### INFORMATION SHOWN

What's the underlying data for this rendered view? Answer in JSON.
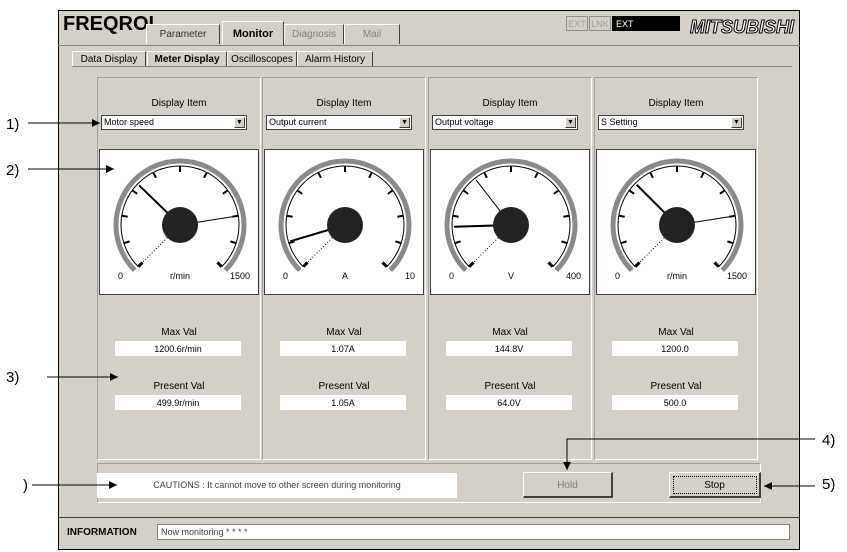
{
  "app": {
    "brand": "FREQROL",
    "manufacturer": "MITSUBISHI",
    "indicators": [
      "EXT",
      "LNK",
      "EXT"
    ],
    "main_tabs": [
      "Parameter",
      "Monitor",
      "Diagnosis",
      "Mail"
    ],
    "active_main_tab": "Monitor",
    "sub_tabs": [
      "Data Display",
      "Meter Display",
      "Oscilloscopes",
      "Alarm History"
    ],
    "active_sub_tab": "Meter Display"
  },
  "meters": [
    {
      "display_item_label": "Display Item",
      "selected": "Motor speed",
      "min": "0",
      "unit": "r/min",
      "max": "1500",
      "max_label": "Max Val",
      "max_value": "1200.6r/min",
      "present_label": "Present Val",
      "present_value": "499.9r/min",
      "max_fraction": 0.8,
      "present_fraction": 0.33
    },
    {
      "display_item_label": "Display Item",
      "selected": "Output current",
      "min": "0",
      "unit": "A",
      "max": "10",
      "max_label": "Max Val",
      "max_value": "1.07A",
      "present_label": "Present Val",
      "present_value": "1.05A",
      "max_fraction": 0.107,
      "present_fraction": 0.105
    },
    {
      "display_item_label": "Display Item",
      "selected": "Output voltage",
      "min": "0",
      "unit": "V",
      "max": "400",
      "max_label": "Max Val",
      "max_value": "144.8V",
      "present_label": "Present Val",
      "present_value": "64.0V",
      "max_fraction": 0.36,
      "present_fraction": 0.16
    },
    {
      "display_item_label": "Display Item",
      "selected": "S Setting",
      "min": "0",
      "unit": "r/min",
      "max": "1500",
      "max_label": "Max Val",
      "max_value": "1200.0",
      "present_label": "Present Val",
      "present_value": "500.0",
      "max_fraction": 0.8,
      "present_fraction": 0.333
    }
  ],
  "caution": "CAUTIONS : It cannot move to other screen during monitoring",
  "buttons": {
    "hold": "Hold",
    "stop": "Stop"
  },
  "information": {
    "label": "INFORMATION",
    "text": "Now monitoring * * * *"
  },
  "callouts": [
    "1)",
    "2)",
    "3)",
    ")",
    "4)",
    "5)"
  ]
}
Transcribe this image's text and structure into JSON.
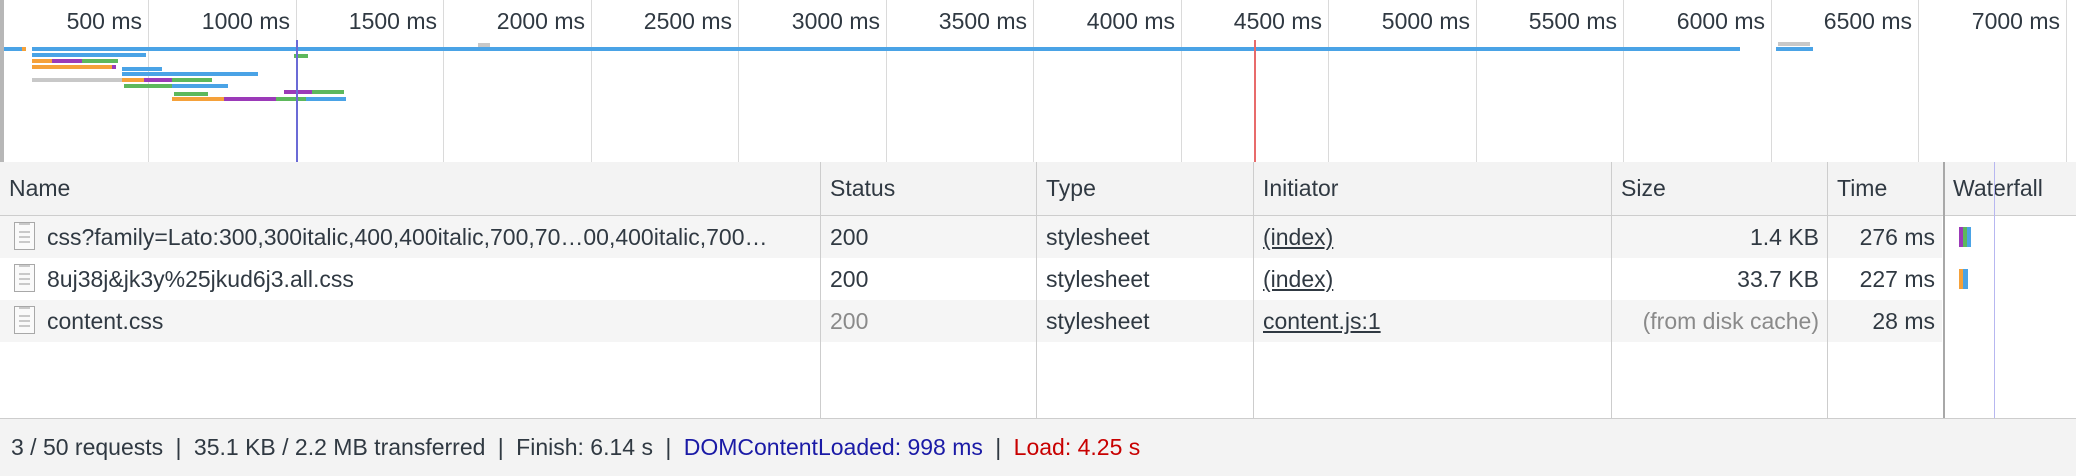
{
  "overview": {
    "ticks": [
      "500 ms",
      "1000 ms",
      "1500 ms",
      "2000 ms",
      "2500 ms",
      "3000 ms",
      "3500 ms",
      "4000 ms",
      "4500 ms",
      "5000 ms",
      "5500 ms",
      "6000 ms",
      "6500 ms",
      "7000 ms"
    ]
  },
  "colors": {
    "blue": "#4aa3e6",
    "green": "#5db85c",
    "orange": "#f5a13a",
    "purple": "#9b3ab8",
    "gray": "#c8c8c8",
    "dcl_marker": "#6b6bd6",
    "load_marker": "#e86b6b"
  },
  "table": {
    "columns": [
      "Name",
      "Status",
      "Type",
      "Initiator",
      "Size",
      "Time",
      "Waterfall"
    ],
    "rows": [
      {
        "name": "css?family=Lato:300,300italic,400,400italic,700,70…00,400italic,700…",
        "status": "200",
        "type": "stylesheet",
        "initiator": "(index)",
        "size": "1.4 KB",
        "time": "276 ms"
      },
      {
        "name": "8uj38j&jk3y%25jkud6j3.all.css",
        "status": "200",
        "type": "stylesheet",
        "initiator": "(index)",
        "size": "33.7 KB",
        "time": "227 ms"
      },
      {
        "name": "content.css",
        "status": "200",
        "type": "stylesheet",
        "initiator": "content.js:1",
        "size": "(from disk cache)",
        "time": "28 ms"
      }
    ]
  },
  "status_bar": {
    "requests": "3 / 50 requests",
    "transferred": "35.1 KB / 2.2 MB transferred",
    "finish": "Finish: 6.14 s",
    "dcl": "DOMContentLoaded: 998 ms",
    "load": "Load: 4.25 s",
    "separator": "|"
  }
}
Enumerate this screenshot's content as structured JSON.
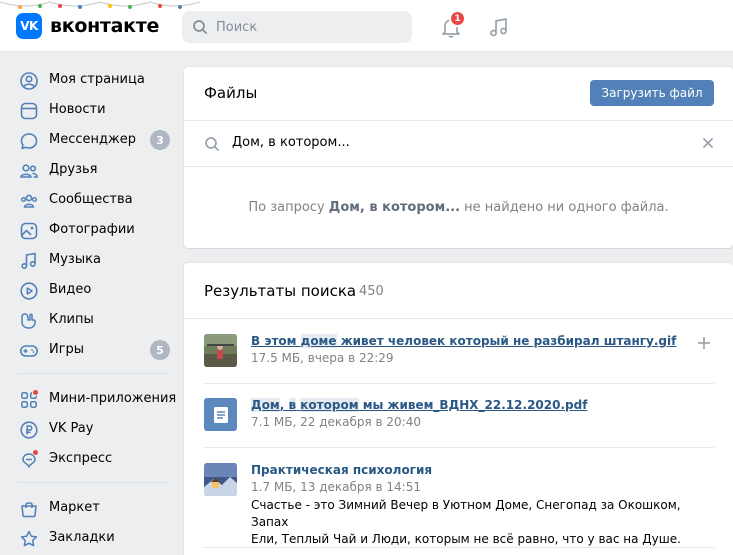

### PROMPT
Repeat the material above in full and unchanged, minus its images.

### TASK OUTPUT
What's the underlying data for this rendered view? Answer in JSON.
{
  "app": {
    "brand": "FREQROL",
    "manufacturer": "MITSUBISHI",
    "indicators": [
      "EXT",
      "LNK",
      "EXT"
    ],
    "main_tabs": [
      "Parameter",
      "Monitor",
      "Diagnosis",
      "Mail"
    ],
    "active_main_tab": "Monitor",
    "sub_tabs": [
      "Data Display",
      "Meter Display",
      "Oscilloscopes",
      "Alarm History"
    ],
    "active_sub_tab": "Meter Display"
  },
  "meters": [
    {
      "display_item_label": "Display Item",
      "selected": "Motor speed",
      "min": "0",
      "unit": "r/min",
      "max": "1500",
      "max_label": "Max Val",
      "max_value": "1200.6r/min",
      "present_label": "Present Val",
      "present_value": "499.9r/min",
      "max_fraction": 0.8,
      "present_fraction": 0.33
    },
    {
      "display_item_label": "Display Item",
      "selected": "Output current",
      "min": "0",
      "unit": "A",
      "max": "10",
      "max_label": "Max Val",
      "max_value": "1.07A",
      "present_label": "Present Val",
      "present_value": "1.05A",
      "max_fraction": 0.107,
      "present_fraction": 0.105
    },
    {
      "display_item_label": "Display Item",
      "selected": "Output voltage",
      "min": "0",
      "unit": "V",
      "max": "400",
      "max_label": "Max Val",
      "max_value": "144.8V",
      "present_label": "Present Val",
      "present_value": "64.0V",
      "max_fraction": 0.36,
      "present_fraction": 0.16
    },
    {
      "display_item_label": "Display Item",
      "selected": "S Setting",
      "min": "0",
      "unit": "r/min",
      "max": "1500",
      "max_label": "Max Val",
      "max_value": "1200.0",
      "present_label": "Present Val",
      "present_value": "500.0",
      "max_fraction": 0.8,
      "present_fraction": 0.333
    }
  ],
  "caution": "CAUTIONS : It cannot move to other screen during monitoring",
  "buttons": {
    "hold": "Hold",
    "stop": "Stop"
  },
  "information": {
    "label": "INFORMATION",
    "text": "Now monitoring * * * *"
  },
  "callouts": [
    "1)",
    "2)",
    "3)",
    ")",
    "4)",
    "5)"
  ]
}
Transcribe this image's text and structure into JSON.
{
  "overview": {
    "ticks": [
      "500 ms",
      "1000 ms",
      "1500 ms",
      "2000 ms",
      "2500 ms",
      "3000 ms",
      "3500 ms",
      "4000 ms",
      "4500 ms",
      "5000 ms",
      "5500 ms",
      "6000 ms",
      "6500 ms",
      "7000 ms"
    ]
  },
  "colors": {
    "blue": "#4aa3e6",
    "green": "#5db85c",
    "orange": "#f5a13a",
    "purple": "#9b3ab8",
    "gray": "#c8c8c8",
    "dcl_marker": "#6b6bd6",
    "load_marker": "#e86b6b"
  },
  "table": {
    "columns": [
      "Name",
      "Status",
      "Type",
      "Initiator",
      "Size",
      "Time",
      "Waterfall"
    ],
    "rows": [
      {
        "name": "css?family=Lato:300,300italic,400,400italic,700,70…00,400italic,700…",
        "status": "200",
        "type": "stylesheet",
        "initiator": "(index)",
        "size": "1.4 KB",
        "time": "276 ms"
      },
      {
        "name": "8uj38j&jk3y%25jkud6j3.all.css",
        "status": "200",
        "type": "stylesheet",
        "initiator": "(index)",
        "size": "33.7 KB",
        "time": "227 ms"
      },
      {
        "name": "content.css",
        "status": "200",
        "type": "stylesheet",
        "initiator": "content.js:1",
        "size": "(from disk cache)",
        "time": "28 ms"
      }
    ]
  },
  "status_bar": {
    "requests": "3 / 50 requests",
    "transferred": "35.1 KB / 2.2 MB transferred",
    "finish": "Finish: 6.14 s",
    "dcl": "DOMContentLoaded: 998 ms",
    "load": "Load: 4.25 s",
    "separator": "|"
  }
}
Enumerate this screenshot's content as structured JSON.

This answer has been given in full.